__WORK TASK__: Repeat each record below exactly as given.

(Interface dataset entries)
______

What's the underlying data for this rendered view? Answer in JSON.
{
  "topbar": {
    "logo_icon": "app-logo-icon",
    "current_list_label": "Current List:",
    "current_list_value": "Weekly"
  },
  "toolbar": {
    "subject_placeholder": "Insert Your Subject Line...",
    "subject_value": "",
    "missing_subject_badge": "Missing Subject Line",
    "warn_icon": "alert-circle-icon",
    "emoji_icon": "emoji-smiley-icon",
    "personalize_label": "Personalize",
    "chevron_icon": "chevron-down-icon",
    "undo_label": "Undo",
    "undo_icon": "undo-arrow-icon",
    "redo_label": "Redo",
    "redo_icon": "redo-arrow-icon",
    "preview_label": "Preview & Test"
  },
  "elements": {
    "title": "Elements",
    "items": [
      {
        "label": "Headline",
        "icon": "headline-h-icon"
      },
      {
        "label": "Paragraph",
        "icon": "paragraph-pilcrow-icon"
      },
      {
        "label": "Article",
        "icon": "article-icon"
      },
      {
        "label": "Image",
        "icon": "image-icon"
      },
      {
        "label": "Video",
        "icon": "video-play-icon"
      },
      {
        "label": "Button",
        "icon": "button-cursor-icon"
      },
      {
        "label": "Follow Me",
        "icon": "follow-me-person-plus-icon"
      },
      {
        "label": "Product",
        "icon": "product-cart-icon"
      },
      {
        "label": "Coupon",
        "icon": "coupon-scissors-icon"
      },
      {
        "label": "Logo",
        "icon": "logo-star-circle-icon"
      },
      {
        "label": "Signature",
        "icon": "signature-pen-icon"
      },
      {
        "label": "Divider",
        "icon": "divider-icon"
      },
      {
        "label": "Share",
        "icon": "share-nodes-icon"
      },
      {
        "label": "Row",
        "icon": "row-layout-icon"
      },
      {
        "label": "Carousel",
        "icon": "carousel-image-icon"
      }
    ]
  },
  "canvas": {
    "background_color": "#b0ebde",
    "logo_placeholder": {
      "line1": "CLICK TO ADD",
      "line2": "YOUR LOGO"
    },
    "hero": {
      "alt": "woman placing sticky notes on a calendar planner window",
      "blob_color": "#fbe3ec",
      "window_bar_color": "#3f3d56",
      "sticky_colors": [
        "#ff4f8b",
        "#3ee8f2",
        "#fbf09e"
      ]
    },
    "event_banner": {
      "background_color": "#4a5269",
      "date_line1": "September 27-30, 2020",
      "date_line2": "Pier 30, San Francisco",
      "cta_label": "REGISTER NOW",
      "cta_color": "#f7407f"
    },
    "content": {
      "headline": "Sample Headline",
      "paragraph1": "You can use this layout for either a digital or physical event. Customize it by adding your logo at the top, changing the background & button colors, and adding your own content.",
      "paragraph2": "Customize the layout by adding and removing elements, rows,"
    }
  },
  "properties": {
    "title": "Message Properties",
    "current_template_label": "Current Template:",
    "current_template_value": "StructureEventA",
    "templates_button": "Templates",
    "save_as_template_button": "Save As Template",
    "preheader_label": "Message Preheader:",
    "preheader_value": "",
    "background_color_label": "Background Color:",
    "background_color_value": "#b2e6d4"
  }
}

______

__SOLUTION FOR THIS EXERCISE__:
What's the underlying data for this rendered view? Answer in JSON.
{
  "topbar": {
    "logo_icon": "app-logo-icon",
    "current_list_label": "Current List:",
    "current_list_value": "Weekly"
  },
  "toolbar": {
    "subject_placeholder": "Insert Your Subject Line...",
    "subject_value": "",
    "missing_subject_badge": "Missing Subject Line",
    "warn_icon": "alert-circle-icon",
    "emoji_icon": "emoji-smiley-icon",
    "personalize_label": "Personalize",
    "chevron_icon": "chevron-down-icon",
    "undo_label": "Undo",
    "undo_icon": "undo-arrow-icon",
    "redo_label": "Redo",
    "redo_icon": "redo-arrow-icon",
    "preview_label": "Preview & Test"
  },
  "elements": {
    "title": "Elements",
    "items": [
      {
        "label": "Headline",
        "icon": "headline-h-icon"
      },
      {
        "label": "Paragraph",
        "icon": "paragraph-pilcrow-icon"
      },
      {
        "label": "Article",
        "icon": "article-icon"
      },
      {
        "label": "Image",
        "icon": "image-icon"
      },
      {
        "label": "Video",
        "icon": "video-play-icon"
      },
      {
        "label": "Button",
        "icon": "button-cursor-icon"
      },
      {
        "label": "Follow Me",
        "icon": "follow-me-person-plus-icon"
      },
      {
        "label": "Product",
        "icon": "product-cart-icon"
      },
      {
        "label": "Coupon",
        "icon": "coupon-scissors-icon"
      },
      {
        "label": "Logo",
        "icon": "logo-star-circle-icon"
      },
      {
        "label": "Signature",
        "icon": "signature-pen-icon"
      },
      {
        "label": "Divider",
        "icon": "divider-icon"
      },
      {
        "label": "Share",
        "icon": "share-nodes-icon"
      },
      {
        "label": "Row",
        "icon": "row-layout-icon"
      },
      {
        "label": "Carousel",
        "icon": "carousel-image-icon"
      }
    ]
  },
  "canvas": {
    "background_color": "#b0ebde",
    "logo_placeholder": {
      "line1": "CLICK TO ADD",
      "line2": "YOUR LOGO"
    },
    "hero": {
      "alt": "woman placing sticky notes on a calendar planner window",
      "blob_color": "#fbe3ec",
      "window_bar_color": "#3f3d56",
      "sticky_colors": [
        "#ff4f8b",
        "#3ee8f2",
        "#fbf09e"
      ]
    },
    "event_banner": {
      "background_color": "#4a5269",
      "date_line1": "September 27-30, 2020",
      "date_line2": "Pier 30, San Francisco",
      "cta_label": "REGISTER NOW",
      "cta_color": "#f7407f"
    },
    "content": {
      "headline": "Sample Headline",
      "paragraph1": "You can use this layout for either a digital or physical event. Customize it by adding your logo at the top, changing the background & button colors, and adding your own content.",
      "paragraph2": "Customize the layout by adding and removing elements, rows,"
    }
  },
  "properties": {
    "title": "Message Properties",
    "current_template_label": "Current Template:",
    "current_template_value": "StructureEventA",
    "templates_button": "Templates",
    "save_as_template_button": "Save As Template",
    "preheader_label": "Message Preheader:",
    "preheader_value": "",
    "background_color_label": "Background Color:",
    "background_color_value": "#b2e6d4"
  }
}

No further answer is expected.